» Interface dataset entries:
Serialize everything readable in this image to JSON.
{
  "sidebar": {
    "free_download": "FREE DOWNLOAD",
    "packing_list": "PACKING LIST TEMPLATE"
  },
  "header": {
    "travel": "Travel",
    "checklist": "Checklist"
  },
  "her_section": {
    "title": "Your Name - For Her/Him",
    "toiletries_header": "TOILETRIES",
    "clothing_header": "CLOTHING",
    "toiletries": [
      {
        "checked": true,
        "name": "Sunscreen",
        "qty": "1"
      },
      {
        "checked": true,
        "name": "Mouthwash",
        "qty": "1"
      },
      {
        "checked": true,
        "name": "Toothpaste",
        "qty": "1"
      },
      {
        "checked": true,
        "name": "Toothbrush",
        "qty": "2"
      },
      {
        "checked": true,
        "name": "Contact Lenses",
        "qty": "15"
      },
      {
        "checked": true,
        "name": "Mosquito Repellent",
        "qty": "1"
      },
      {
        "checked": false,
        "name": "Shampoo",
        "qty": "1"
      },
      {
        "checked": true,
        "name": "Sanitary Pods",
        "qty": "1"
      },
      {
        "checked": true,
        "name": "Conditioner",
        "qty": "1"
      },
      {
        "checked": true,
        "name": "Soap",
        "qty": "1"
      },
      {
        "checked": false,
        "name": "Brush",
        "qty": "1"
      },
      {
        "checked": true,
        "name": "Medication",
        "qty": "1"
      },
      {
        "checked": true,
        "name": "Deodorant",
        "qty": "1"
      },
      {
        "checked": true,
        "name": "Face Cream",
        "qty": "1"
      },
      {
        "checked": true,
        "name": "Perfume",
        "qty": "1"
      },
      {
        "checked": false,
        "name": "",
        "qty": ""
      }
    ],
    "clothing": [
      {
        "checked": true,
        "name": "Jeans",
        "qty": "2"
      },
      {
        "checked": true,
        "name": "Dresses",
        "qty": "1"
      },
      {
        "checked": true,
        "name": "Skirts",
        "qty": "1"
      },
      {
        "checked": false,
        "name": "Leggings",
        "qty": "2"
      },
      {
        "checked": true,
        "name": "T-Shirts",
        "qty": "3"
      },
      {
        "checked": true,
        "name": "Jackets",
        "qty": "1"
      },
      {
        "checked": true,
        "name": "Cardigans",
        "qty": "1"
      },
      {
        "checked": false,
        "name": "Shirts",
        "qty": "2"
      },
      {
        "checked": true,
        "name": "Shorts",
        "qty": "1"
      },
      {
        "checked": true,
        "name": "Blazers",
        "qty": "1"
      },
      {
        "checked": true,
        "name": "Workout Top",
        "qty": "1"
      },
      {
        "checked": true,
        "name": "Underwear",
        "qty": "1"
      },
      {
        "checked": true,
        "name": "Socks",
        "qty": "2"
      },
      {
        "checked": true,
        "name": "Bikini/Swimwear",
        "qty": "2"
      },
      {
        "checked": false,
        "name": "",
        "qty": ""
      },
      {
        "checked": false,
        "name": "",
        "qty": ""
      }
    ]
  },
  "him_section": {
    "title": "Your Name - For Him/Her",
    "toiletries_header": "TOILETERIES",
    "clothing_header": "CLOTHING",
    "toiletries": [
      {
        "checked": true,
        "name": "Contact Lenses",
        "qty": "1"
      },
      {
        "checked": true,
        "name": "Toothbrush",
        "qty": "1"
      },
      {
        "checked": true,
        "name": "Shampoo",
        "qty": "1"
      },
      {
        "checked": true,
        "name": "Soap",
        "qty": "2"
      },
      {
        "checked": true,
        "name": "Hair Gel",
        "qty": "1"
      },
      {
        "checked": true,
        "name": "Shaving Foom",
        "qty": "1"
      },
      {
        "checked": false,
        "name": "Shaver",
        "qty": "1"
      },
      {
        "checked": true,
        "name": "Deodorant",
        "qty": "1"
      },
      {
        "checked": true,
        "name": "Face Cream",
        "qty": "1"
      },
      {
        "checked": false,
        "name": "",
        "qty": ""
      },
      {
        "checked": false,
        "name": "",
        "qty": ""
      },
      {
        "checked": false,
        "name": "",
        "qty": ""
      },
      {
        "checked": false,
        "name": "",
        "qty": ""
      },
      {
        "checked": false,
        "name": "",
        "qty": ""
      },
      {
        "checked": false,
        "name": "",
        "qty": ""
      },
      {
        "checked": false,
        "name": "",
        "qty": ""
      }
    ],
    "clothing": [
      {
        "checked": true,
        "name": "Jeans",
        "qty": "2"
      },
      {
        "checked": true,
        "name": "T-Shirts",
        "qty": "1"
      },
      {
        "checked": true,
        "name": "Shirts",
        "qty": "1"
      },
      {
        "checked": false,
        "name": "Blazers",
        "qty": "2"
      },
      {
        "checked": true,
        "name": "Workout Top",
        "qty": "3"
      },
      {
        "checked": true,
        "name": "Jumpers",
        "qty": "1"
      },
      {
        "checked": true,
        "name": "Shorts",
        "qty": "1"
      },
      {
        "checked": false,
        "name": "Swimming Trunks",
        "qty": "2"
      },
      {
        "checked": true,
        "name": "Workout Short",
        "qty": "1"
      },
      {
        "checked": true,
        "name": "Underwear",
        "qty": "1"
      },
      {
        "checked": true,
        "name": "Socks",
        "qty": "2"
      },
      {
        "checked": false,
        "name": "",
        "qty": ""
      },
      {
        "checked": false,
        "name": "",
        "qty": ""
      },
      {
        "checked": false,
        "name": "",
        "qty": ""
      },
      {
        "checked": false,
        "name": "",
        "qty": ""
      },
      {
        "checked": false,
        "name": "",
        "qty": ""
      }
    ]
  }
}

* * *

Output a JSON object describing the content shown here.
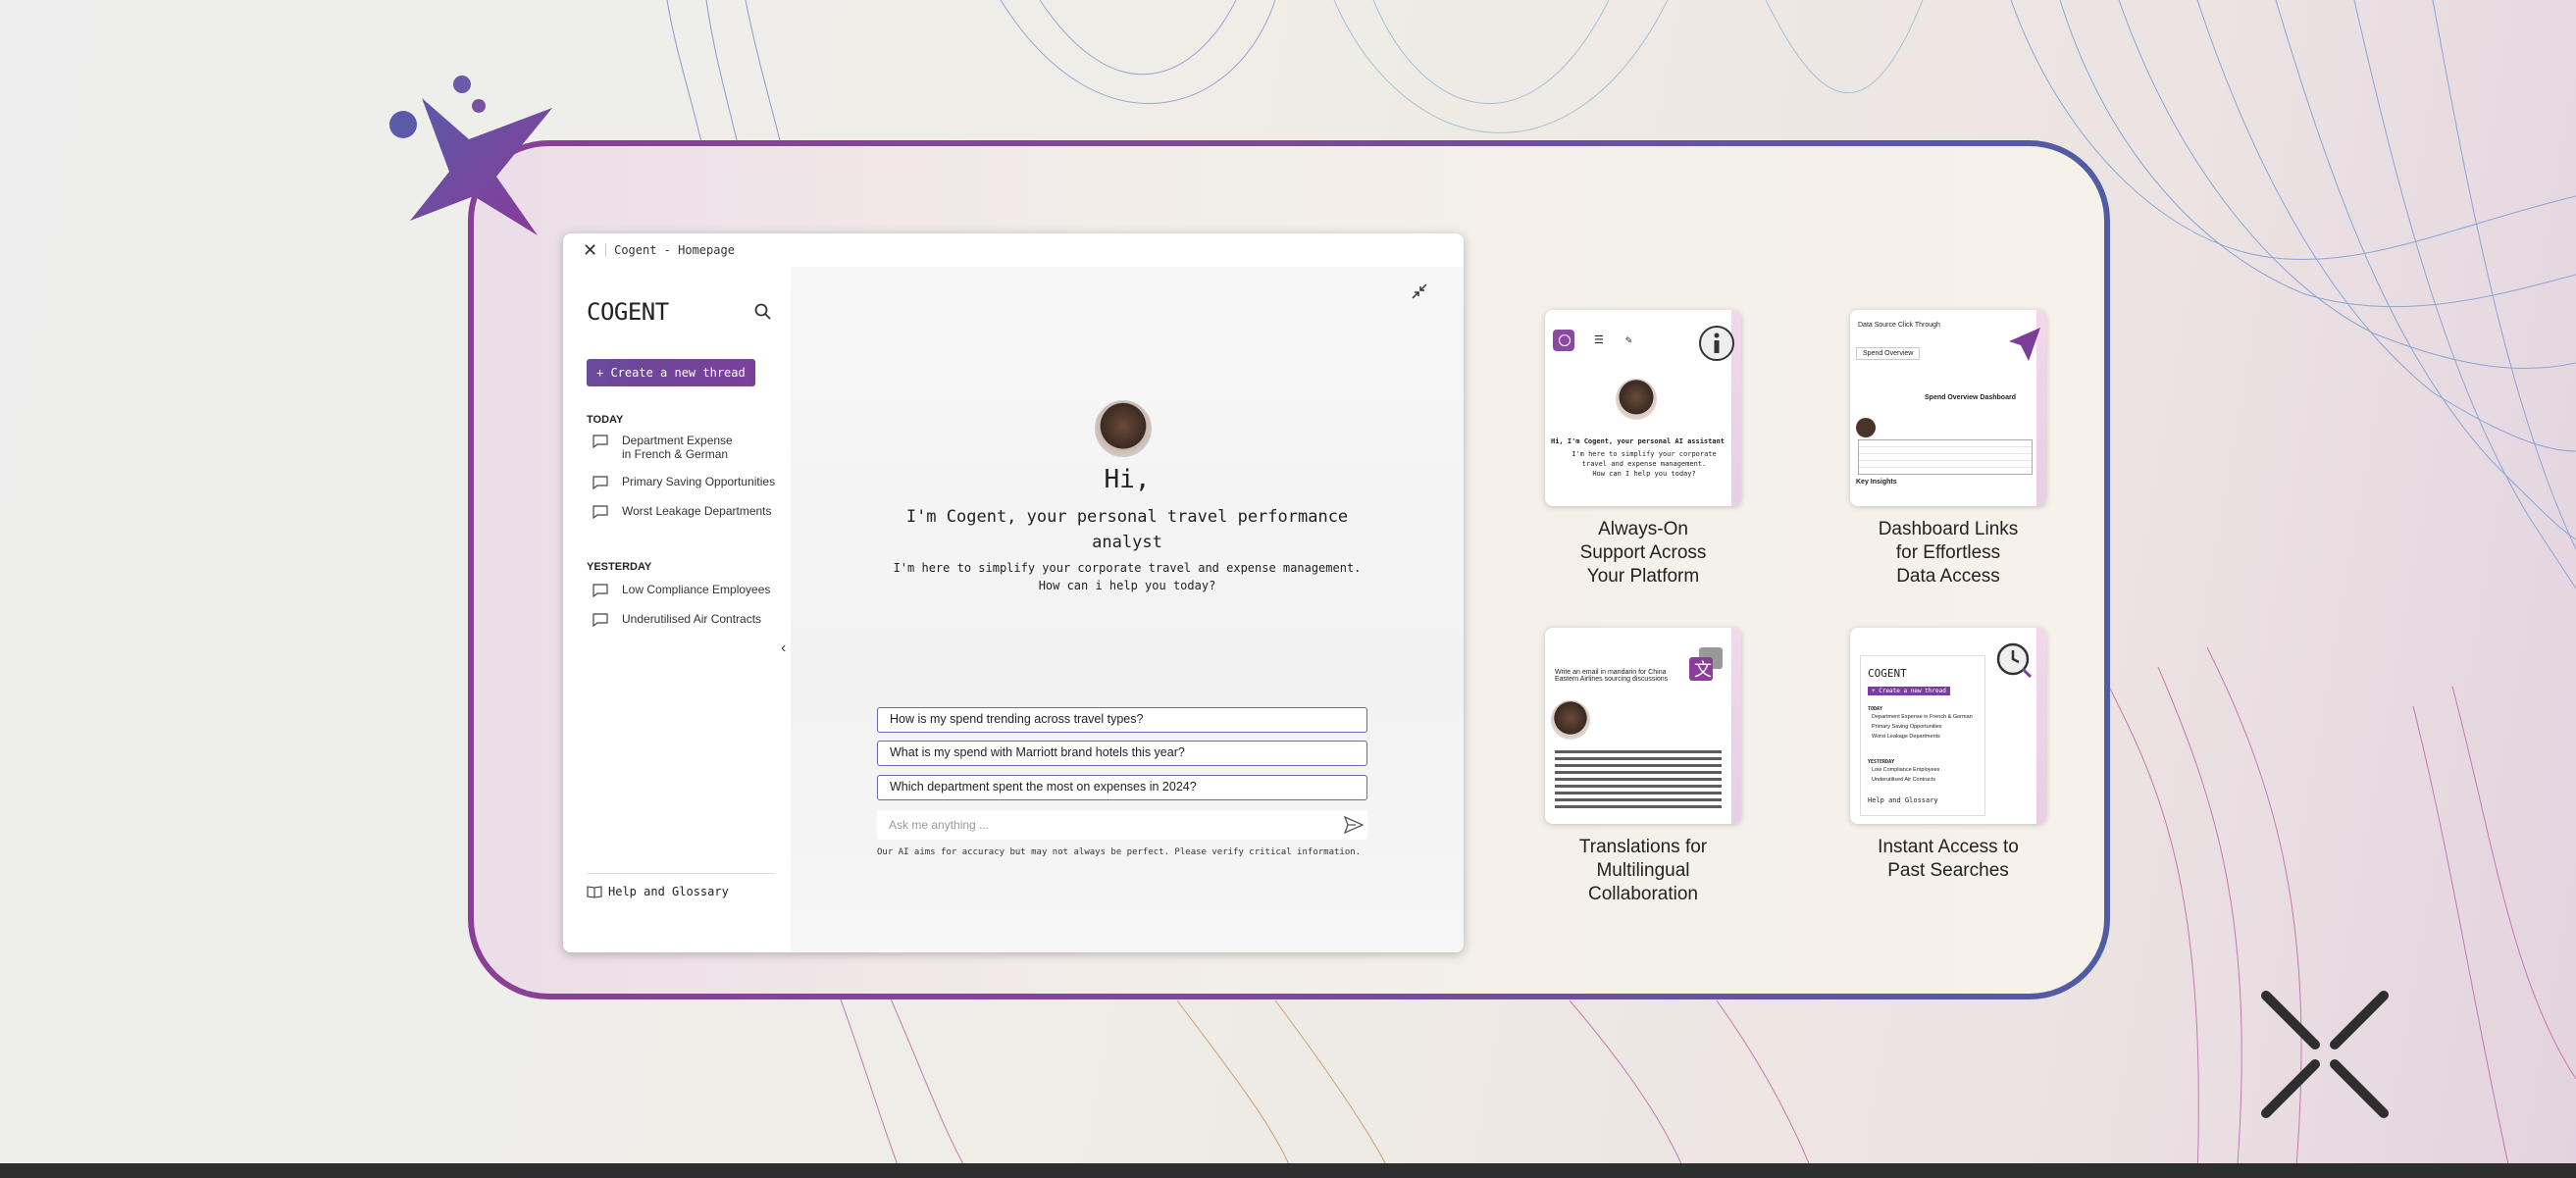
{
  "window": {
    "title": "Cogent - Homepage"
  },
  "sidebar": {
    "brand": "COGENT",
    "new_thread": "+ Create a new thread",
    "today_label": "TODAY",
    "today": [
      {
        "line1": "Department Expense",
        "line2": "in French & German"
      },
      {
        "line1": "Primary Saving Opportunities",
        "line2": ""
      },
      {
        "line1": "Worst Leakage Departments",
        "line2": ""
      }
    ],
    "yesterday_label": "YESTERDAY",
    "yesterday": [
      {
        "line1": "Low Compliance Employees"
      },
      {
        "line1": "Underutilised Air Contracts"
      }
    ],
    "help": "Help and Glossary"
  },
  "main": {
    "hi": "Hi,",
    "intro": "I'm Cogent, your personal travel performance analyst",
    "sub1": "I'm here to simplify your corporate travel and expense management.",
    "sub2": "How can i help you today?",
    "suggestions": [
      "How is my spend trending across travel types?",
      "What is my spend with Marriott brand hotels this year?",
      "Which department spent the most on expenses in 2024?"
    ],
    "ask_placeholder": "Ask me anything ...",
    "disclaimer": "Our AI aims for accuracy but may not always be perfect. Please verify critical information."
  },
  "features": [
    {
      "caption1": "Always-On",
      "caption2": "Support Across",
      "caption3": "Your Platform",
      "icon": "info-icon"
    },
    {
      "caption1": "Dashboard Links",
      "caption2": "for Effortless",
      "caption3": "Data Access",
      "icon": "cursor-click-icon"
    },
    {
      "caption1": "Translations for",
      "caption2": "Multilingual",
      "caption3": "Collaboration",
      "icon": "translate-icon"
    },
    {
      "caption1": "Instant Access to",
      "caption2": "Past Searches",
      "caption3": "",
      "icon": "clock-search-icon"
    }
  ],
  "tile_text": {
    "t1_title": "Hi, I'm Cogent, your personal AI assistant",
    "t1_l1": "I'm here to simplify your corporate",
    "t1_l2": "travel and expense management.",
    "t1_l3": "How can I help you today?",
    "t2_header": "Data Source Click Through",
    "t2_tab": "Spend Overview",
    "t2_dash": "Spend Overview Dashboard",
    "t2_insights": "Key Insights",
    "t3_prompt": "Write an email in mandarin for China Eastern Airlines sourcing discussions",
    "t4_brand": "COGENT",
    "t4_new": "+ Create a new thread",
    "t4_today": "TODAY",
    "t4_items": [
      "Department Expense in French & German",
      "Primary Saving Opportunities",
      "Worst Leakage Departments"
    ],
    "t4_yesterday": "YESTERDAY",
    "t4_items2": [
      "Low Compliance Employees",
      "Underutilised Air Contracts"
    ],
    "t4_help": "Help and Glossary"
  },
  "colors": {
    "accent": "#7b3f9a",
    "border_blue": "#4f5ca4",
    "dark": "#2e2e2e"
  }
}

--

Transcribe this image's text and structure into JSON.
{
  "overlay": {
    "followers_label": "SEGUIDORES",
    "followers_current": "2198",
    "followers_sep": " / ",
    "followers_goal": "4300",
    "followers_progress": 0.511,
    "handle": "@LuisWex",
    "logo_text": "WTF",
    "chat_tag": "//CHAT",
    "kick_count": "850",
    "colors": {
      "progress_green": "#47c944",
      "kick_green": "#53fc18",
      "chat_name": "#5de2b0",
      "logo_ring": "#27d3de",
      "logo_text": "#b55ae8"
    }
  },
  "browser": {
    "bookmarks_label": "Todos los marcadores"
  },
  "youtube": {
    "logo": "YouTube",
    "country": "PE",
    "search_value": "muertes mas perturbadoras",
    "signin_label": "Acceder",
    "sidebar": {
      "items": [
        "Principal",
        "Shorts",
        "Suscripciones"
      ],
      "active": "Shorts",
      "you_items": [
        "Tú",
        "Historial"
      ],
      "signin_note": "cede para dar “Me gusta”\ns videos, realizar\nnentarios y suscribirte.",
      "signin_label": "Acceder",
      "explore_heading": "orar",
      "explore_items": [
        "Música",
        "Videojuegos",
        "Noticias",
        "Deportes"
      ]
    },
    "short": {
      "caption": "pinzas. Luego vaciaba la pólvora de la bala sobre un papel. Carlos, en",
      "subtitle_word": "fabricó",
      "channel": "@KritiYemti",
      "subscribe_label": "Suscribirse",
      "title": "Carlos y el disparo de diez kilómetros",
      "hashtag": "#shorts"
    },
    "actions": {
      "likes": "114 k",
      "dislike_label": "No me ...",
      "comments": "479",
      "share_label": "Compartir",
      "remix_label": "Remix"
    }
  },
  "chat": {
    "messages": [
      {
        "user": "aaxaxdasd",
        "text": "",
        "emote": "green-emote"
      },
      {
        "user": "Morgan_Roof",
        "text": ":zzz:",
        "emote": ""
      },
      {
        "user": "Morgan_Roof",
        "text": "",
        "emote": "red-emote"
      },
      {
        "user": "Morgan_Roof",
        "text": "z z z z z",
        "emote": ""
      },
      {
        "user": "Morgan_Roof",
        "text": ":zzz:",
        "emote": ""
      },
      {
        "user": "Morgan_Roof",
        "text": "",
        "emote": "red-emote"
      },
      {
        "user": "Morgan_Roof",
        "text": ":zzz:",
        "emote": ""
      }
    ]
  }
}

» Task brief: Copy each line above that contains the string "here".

» Exercise response:
Output a JSON object describing the content shown here.
    "sub1": "I'm here to simplify your corporate travel and expense management.",
    "t1_l1": "I'm here to simplify your corporate",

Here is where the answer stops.